Awlaki, however, denies recruiting Hasan to commit violence. "Yes, I played a role in guiding his ideology, but nothing beyond that," says Awlaki.
Awlaki then suggests that the American government is trying to cover up its security failure by preventing the publication of the e-mails.
The interview was conducted by Yemeni journalist Abdulelah Hider Shaea, who had previously interviewed Awlaki for the Washington Post, and who says he has seen copies of the e-mails exchanged between Awlaki and Hasan.
Maj. Hasan, a 39-year-old Army psychiatrist who was born in Virginia to Palestinian immigrants, faces 13 charges of premeditated murder and 32 counts of attempted premeditated murder for his alleged role in the Nov. 6 attacks. He is being prosecuted in the military justice system, and could receive a death sentence.
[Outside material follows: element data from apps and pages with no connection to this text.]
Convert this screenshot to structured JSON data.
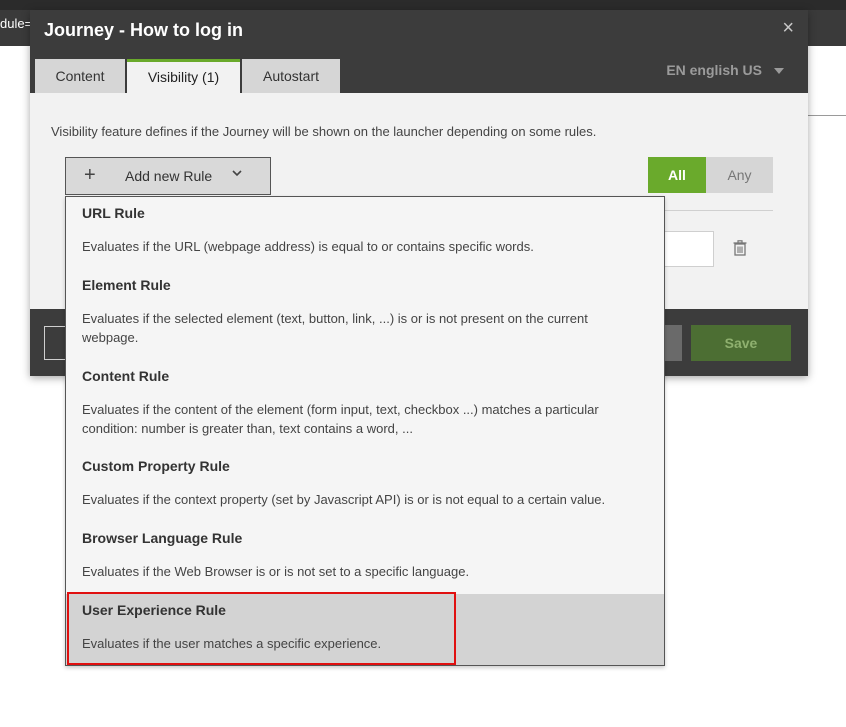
{
  "background": {
    "url_fragment": "dule="
  },
  "modal": {
    "title": "Journey - How to log in",
    "close_glyph": "×",
    "tabs": [
      {
        "label": "Content"
      },
      {
        "label": "Visibility (1)",
        "active": true
      },
      {
        "label": "Autostart"
      }
    ],
    "language": "EN english US",
    "description": "Visibility feature defines if the Journey will be shown on the launcher depending on some rules.",
    "add_rule_label": "Add new Rule",
    "plus_glyph": "+",
    "match_toggle": {
      "all": "All",
      "any": "Any",
      "selected": "All"
    },
    "save_label": "Save"
  },
  "dropdown": {
    "items": [
      {
        "title": "URL Rule",
        "description": "Evaluates if the URL (webpage address) is equal to or contains specific words."
      },
      {
        "title": "Element Rule",
        "description": "Evaluates if the selected element (text, button, link, ...) is or is not present on the current webpage."
      },
      {
        "title": "Content Rule",
        "description": "Evaluates if the content of the element (form input, text, checkbox ...) matches a particular condition: number is greater than, text contains a word, ..."
      },
      {
        "title": "Custom Property Rule",
        "description": "Evaluates if the context property (set by Javascript API) is or is not equal to a certain value."
      },
      {
        "title": "Browser Language Rule",
        "description": "Evaluates if the Web Browser is or is not set to a specific language."
      },
      {
        "title": "User Experience Rule",
        "description": "Evaluates if the user matches a specific experience.",
        "highlighted": true
      }
    ]
  },
  "colors": {
    "accent": "#6aaa2c",
    "header": "#3c3c3c",
    "highlight": "#e01010"
  },
  "icons": {
    "close": "close-icon",
    "plus": "plus-icon",
    "chevron": "chevron-down-icon",
    "trash": "trash-icon",
    "language_caret": "caret-down-icon"
  }
}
In the Al Jazeera interview, Awlaki says he believes that Hasan is likely to be executed. "I ask God to accept him as a martyr," says Awlaki.